TASK TO CARRY OUT: Every single record needs to be restated word for word.

____ THE DATA

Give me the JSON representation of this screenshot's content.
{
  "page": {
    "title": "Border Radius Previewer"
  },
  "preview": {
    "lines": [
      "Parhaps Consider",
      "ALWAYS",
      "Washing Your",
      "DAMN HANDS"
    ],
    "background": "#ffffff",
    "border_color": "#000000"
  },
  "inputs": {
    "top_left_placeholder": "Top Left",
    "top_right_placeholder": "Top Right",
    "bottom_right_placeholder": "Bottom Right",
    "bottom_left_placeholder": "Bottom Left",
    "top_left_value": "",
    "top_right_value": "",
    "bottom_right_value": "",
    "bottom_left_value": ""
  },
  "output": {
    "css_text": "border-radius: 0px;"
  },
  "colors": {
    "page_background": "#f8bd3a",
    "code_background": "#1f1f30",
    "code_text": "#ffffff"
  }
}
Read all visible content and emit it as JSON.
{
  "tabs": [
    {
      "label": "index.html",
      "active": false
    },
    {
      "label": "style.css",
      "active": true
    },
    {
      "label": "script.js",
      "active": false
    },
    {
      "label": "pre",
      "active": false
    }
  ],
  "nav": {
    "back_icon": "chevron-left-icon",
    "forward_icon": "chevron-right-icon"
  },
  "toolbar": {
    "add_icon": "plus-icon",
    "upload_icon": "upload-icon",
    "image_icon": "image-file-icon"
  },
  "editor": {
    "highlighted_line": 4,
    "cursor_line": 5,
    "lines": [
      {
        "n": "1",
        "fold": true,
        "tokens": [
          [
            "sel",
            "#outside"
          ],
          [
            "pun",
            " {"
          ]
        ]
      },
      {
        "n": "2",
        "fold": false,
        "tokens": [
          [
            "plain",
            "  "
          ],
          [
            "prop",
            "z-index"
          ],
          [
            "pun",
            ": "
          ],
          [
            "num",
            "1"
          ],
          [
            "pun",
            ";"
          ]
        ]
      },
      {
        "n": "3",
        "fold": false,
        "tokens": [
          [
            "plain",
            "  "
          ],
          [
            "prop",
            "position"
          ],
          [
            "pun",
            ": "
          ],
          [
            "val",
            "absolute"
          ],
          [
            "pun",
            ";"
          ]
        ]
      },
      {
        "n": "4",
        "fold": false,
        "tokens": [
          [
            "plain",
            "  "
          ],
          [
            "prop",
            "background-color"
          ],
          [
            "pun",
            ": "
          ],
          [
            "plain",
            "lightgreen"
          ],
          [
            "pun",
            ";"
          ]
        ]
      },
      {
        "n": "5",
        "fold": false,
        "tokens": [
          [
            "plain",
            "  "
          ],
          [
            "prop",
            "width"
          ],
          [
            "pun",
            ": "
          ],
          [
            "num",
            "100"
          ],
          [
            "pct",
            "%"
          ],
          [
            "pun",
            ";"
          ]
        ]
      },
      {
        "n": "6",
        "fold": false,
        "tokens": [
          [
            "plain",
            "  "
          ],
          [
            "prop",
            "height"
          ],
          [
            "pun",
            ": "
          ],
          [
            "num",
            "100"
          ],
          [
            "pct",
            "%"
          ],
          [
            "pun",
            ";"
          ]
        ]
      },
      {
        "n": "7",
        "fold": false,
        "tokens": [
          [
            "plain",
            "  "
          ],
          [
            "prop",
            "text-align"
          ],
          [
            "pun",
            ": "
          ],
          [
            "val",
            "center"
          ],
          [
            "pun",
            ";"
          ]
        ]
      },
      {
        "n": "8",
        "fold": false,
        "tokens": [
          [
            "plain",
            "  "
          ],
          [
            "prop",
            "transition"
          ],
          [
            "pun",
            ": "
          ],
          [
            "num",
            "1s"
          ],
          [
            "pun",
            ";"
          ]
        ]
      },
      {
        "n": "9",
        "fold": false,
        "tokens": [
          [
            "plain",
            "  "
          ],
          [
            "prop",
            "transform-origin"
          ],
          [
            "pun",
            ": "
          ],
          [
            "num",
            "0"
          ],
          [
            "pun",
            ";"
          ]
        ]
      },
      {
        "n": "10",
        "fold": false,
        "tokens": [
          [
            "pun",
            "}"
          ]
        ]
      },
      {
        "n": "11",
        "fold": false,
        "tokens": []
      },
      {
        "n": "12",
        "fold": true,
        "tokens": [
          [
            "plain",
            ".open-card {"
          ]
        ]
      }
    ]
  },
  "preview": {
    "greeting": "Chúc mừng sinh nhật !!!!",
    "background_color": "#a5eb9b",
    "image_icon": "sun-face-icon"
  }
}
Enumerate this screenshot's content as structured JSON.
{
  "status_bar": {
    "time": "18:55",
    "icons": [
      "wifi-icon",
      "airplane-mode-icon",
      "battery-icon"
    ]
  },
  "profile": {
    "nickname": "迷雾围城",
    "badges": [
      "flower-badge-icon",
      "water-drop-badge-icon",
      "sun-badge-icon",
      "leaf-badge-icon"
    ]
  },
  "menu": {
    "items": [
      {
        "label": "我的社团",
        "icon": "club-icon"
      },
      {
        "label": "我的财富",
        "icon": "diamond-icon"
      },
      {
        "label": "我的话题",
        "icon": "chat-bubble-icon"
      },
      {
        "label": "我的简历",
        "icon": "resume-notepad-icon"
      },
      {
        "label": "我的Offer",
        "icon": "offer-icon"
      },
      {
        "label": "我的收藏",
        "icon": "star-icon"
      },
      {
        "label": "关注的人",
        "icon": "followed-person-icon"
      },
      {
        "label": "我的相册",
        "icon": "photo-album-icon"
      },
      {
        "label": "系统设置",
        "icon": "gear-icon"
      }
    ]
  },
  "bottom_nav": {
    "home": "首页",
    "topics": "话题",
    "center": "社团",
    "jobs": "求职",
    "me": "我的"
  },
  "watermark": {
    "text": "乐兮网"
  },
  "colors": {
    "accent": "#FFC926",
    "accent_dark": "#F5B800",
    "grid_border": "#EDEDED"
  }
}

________

TASK ANSWER:
Give me the JSON representation of this screenshot's content.
{
  "page": {
    "title": "Border Radius Previewer"
  },
  "preview": {
    "lines": [
      "Parhaps Consider",
      "ALWAYS",
      "Washing Your",
      "DAMN HANDS"
    ],
    "background": "#ffffff",
    "border_color": "#000000"
  },
  "inputs": {
    "top_left_placeholder": "Top Left",
    "top_right_placeholder": "Top Right",
    "bottom_right_placeholder": "Bottom Right",
    "bottom_left_placeholder": "Bottom Left",
    "top_left_value": "",
    "top_right_value": "",
    "bottom_right_value": "",
    "bottom_left_value": ""
  },
  "output": {
    "css_text": "border-radius: 0px;"
  },
  "colors": {
    "page_background": "#f8bd3a",
    "code_background": "#1f1f30",
    "code_text": "#ffffff"
  }
}
Read all visible content and emit it as JSON.
{
  "tabs": [
    {
      "label": "index.html",
      "active": false
    },
    {
      "label": "style.css",
      "active": true
    },
    {
      "label": "script.js",
      "active": false
    },
    {
      "label": "pre",
      "active": false
    }
  ],
  "nav": {
    "back_icon": "chevron-left-icon",
    "forward_icon": "chevron-right-icon"
  },
  "toolbar": {
    "add_icon": "plus-icon",
    "upload_icon": "upload-icon",
    "image_icon": "image-file-icon"
  },
  "editor": {
    "highlighted_line": 4,
    "cursor_line": 5,
    "lines": [
      {
        "n": "1",
        "fold": true,
        "tokens": [
          [
            "sel",
            "#outside"
          ],
          [
            "pun",
            " {"
          ]
        ]
      },
      {
        "n": "2",
        "fold": false,
        "tokens": [
          [
            "plain",
            "  "
          ],
          [
            "prop",
            "z-index"
          ],
          [
            "pun",
            ": "
          ],
          [
            "num",
            "1"
          ],
          [
            "pun",
            ";"
          ]
        ]
      },
      {
        "n": "3",
        "fold": false,
        "tokens": [
          [
            "plain",
            "  "
          ],
          [
            "prop",
            "position"
          ],
          [
            "pun",
            ": "
          ],
          [
            "val",
            "absolute"
          ],
          [
            "pun",
            ";"
          ]
        ]
      },
      {
        "n": "4",
        "fold": false,
        "tokens": [
          [
            "plain",
            "  "
          ],
          [
            "prop",
            "background-color"
          ],
          [
            "pun",
            ": "
          ],
          [
            "plain",
            "lightgreen"
          ],
          [
            "pun",
            ";"
          ]
        ]
      },
      {
        "n": "5",
        "fold": false,
        "tokens": [
          [
            "plain",
            "  "
          ],
          [
            "prop",
            "width"
          ],
          [
            "pun",
            ": "
          ],
          [
            "num",
            "100"
          ],
          [
            "pct",
            "%"
          ],
          [
            "pun",
            ";"
          ]
        ]
      },
      {
        "n": "6",
        "fold": false,
        "tokens": [
          [
            "plain",
            "  "
          ],
          [
            "prop",
            "height"
          ],
          [
            "pun",
            ": "
          ],
          [
            "num",
            "100"
          ],
          [
            "pct",
            "%"
          ],
          [
            "pun",
            ";"
          ]
        ]
      },
      {
        "n": "7",
        "fold": false,
        "tokens": [
          [
            "plain",
            "  "
          ],
          [
            "prop",
            "text-align"
          ],
          [
            "pun",
            ": "
          ],
          [
            "val",
            "center"
          ],
          [
            "pun",
            ";"
          ]
        ]
      },
      {
        "n": "8",
        "fold": false,
        "tokens": [
          [
            "plain",
            "  "
          ],
          [
            "prop",
            "transition"
          ],
          [
            "pun",
            ": "
          ],
          [
            "num",
            "1s"
          ],
          [
            "pun",
            ";"
          ]
        ]
      },
      {
        "n": "9",
        "fold": false,
        "tokens": [
          [
            "plain",
            "  "
          ],
          [
            "prop",
            "transform-origin"
          ],
          [
            "pun",
            ": "
          ],
          [
            "num",
            "0"
          ],
          [
            "pun",
            ";"
          ]
        ]
      },
      {
        "n": "10",
        "fold": false,
        "tokens": [
          [
            "pun",
            "}"
          ]
        ]
      },
      {
        "n": "11",
        "fold": false,
        "tokens": []
      },
      {
        "n": "12",
        "fold": true,
        "tokens": [
          [
            "plain",
            ".open-card {"
          ]
        ]
      }
    ]
  },
  "preview": {
    "greeting": "Chúc mừng sinh nhật !!!!",
    "background_color": "#a5eb9b",
    "image_icon": "sun-face-icon"
  }
}
Enumerate this screenshot's content as structured JSON.
{
  "status_bar": {
    "time": "18:55",
    "icons": [
      "wifi-icon",
      "airplane-mode-icon",
      "battery-icon"
    ]
  },
  "profile": {
    "nickname": "迷雾围城",
    "badges": [
      "flower-badge-icon",
      "water-drop-badge-icon",
      "sun-badge-icon",
      "leaf-badge-icon"
    ]
  },
  "menu": {
    "items": [
      {
        "label": "我的社团",
        "icon": "club-icon"
      },
      {
        "label": "我的财富",
        "icon": "diamond-icon"
      },
      {
        "label": "我的话题",
        "icon": "chat-bubble-icon"
      },
      {
        "label": "我的简历",
        "icon": "resume-notepad-icon"
      },
      {
        "label": "我的Offer",
        "icon": "offer-icon"
      },
      {
        "label": "我的收藏",
        "icon": "star-icon"
      },
      {
        "label": "关注的人",
        "icon": "followed-person-icon"
      },
      {
        "label": "我的相册",
        "icon": "photo-album-icon"
      },
      {
        "label": "系统设置",
        "icon": "gear-icon"
      }
    ]
  },
  "bottom_nav": {
    "home": "首页",
    "topics": "话题",
    "center": "社团",
    "jobs": "求职",
    "me": "我的"
  },
  "watermark": {
    "text": "乐兮网"
  },
  "colors": {
    "accent": "#FFC926",
    "accent_dark": "#F5B800",
    "grid_border": "#EDEDED"
  }
}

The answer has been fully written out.